How Better Data Management Can Help The Social Housing Sector
Social housing associations provide a wealth of essential services to their residents, but as demand increases and problems within the systems keep arising, it’s becoming clear that outdated methods for managing data are often no longer fit for purpose.
The sector has always had to contend with continual change — from central funding freezes to ongoing welfare reforms — and the demand to offer increased safety and better services to its residents is soaring.
Today, with society’s most vulnerable groups concentrated in the social housing sector, it’s imperative that housing organisations make use of what modern technology has to offer. For instance, having accurate compliance data is critical for efficient risk assessments and enables confidence in the safety of tenants. Moreover, inaccurate data can lead to poor and even dangerous decision making.
Data is at the very core of what organisations in the social housing sector do, as they collect a vast amount of important information on property and people.

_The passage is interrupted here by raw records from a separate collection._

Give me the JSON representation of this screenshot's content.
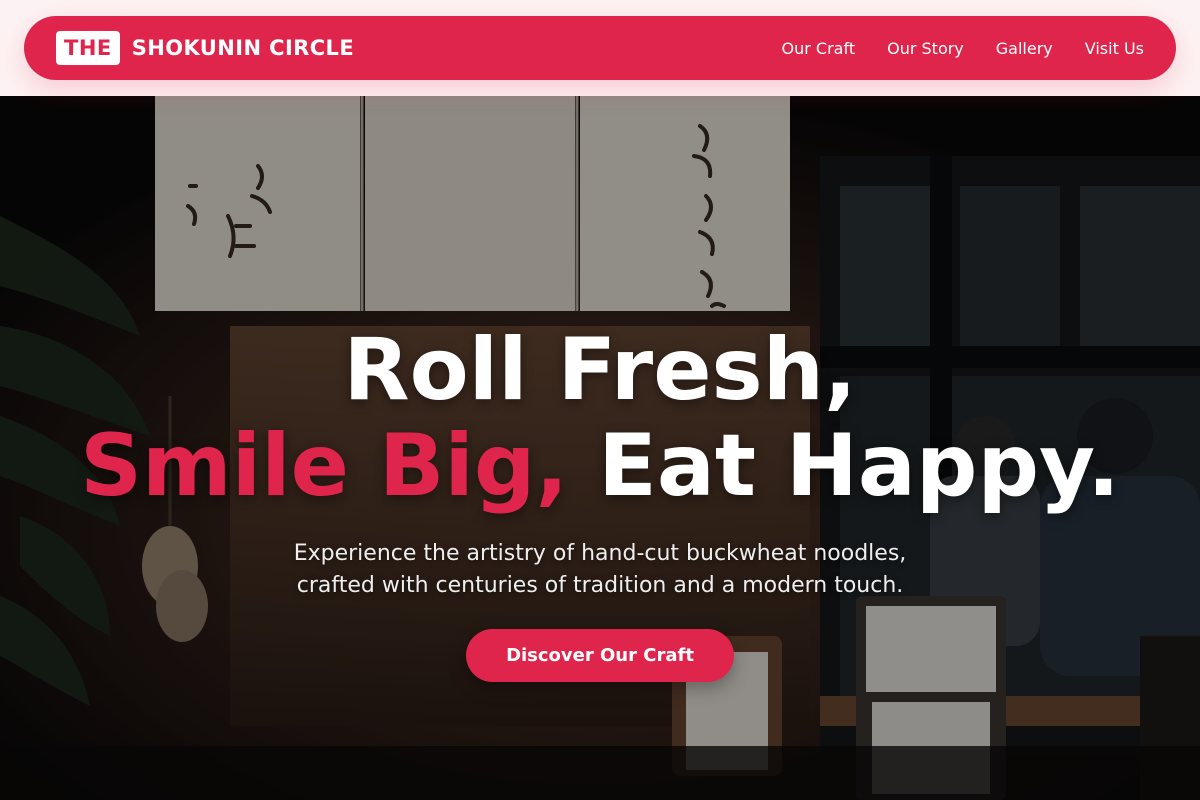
{
  "header": {
    "brand_badge": "THE",
    "brand_name": "SHOKUNIN CIRCLE",
    "nav": [
      {
        "label": "Our Craft"
      },
      {
        "label": "Our Story"
      },
      {
        "label": "Gallery"
      },
      {
        "label": "Visit Us"
      }
    ]
  },
  "hero": {
    "headline_line1": "Roll Fresh,",
    "headline_accent": "Smile Big,",
    "headline_rest": "Eat Happy.",
    "subtitle_line1": "Experience the artistry of hand-cut buckwheat noodles,",
    "subtitle_line2": "crafted with centuries of tradition and a modern touch.",
    "cta_label": "Discover Our Craft",
    "background_icon": "restaurant-storefront-photo"
  },
  "colors": {
    "accent": "#df254b",
    "header_bg": "#df254b",
    "page_bg": "#fdf2f3",
    "text_light": "#ffffff"
  }
}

Better use of this information can greatly influence decisions in a multitude of areas, from home design and investment to the allocation of care services, maintenance and repairs.

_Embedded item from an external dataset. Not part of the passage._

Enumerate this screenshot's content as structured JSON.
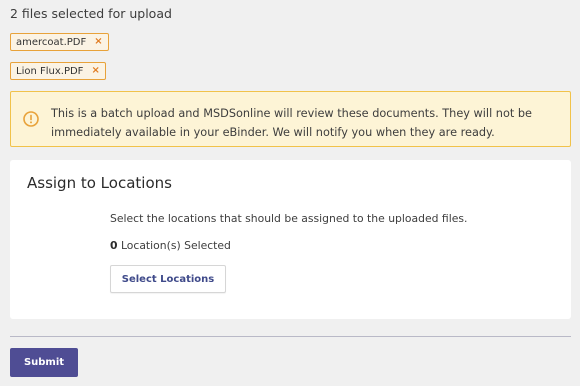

While valuable third-party systems are commonly used for key business activities like customer relationship management, many other data management activities, such as compliance, still tend to rely on spreadsheets.
The importance of efficient compliance data management
Outdated processes don’t tend to work well with change, and many organisations have a structure for data management that has evolved organically over the years. While many processes might still work as they always did, the inevitable continuous change, so common in the social housing sector, requires a more comprehensive approach.
Things to consider are, for instance, the impact on efficiency when independent systems are used to manage a single process, increasing the chances of human errors and system communication losses. Likewise, the effect when the same data is duplicated across different systems creates the opportunity for more than one version to exist, making it necessary to complete time-wasting data reconciliations. Or worse, accept the risk that the information will be inconsistent.
There are better ways of bringing data together and to not fall prey to dangerous compliance inaccuracies. Storing and processing data in a centralised and shared interface that everyone can access allows data to be compiled through established metrics that can be easily interpreted.
To achieve this, think of cloud-based solutions and API technology as your allies.
The key to data ownership
A valid concern organisations often face is a lack of transparency around what, where, why and how data is used, updated and reported… And about who has responsibility for ensuring the right data is in the right place when it is needed.
Having too little or too many data administrators can be problematic in equal parts. Housing providers generally rely on large numbers of staff across the entire business to ensure data and information archives are kept up to date. However, the records on how this data is managed can be, for example, stored and siloed in a spreadsheet only accessible from a specific computer.
Cloud-based technology can work as a data administrator in itself, bringing the information together, making it accessible to everyone involved and creating an audit trail for every action. Plus, we are all familiar with these tools which contributes to lower training costs.
Bringing real-world data to life
Many housing providers’ data is not represented within their systems in the same way it appears in the real world. On paper, each residence might be portrayed by an entity. That entity might have a parent layer representing a block of flats, then over that, you might have the entire building or the estate… These relationships need to be depicted properly and accurately in your management system, otherwise, you’ll be working in two completely different worlds.
When you can visualise these relationships and any tasks related to them, you are able to experience and interpret the outside world much better than you would do by looking at a collection of spreadsheets. You have access to a well-designed dashboard where you can track performance in key areas and analyse information quicker, more efficiently and in real-time.
Taking the human perspective into account
Nowadays, housing organisations have much more data to make sense from as well as access to an extensive array of third-party systems, however, a significant amount of compliance activities are still recorded on spreadsheets or within software not connected to, for instance, tenancy records. With a cloud-based system, you can upload your own documents and keep everything neatly stored in the same place. And when you start connecting the dots between different data sets, you can start reading much more into your data.
Social housing associations would benefit greatly from resolving the data headaches that they currently have by adopting future-proofed and cost-effective solutions that enable them to collect, store and use the information they already have much more effectively, offering them the best opportunity to streamline processes, save money and improve services for tenants.
We can help.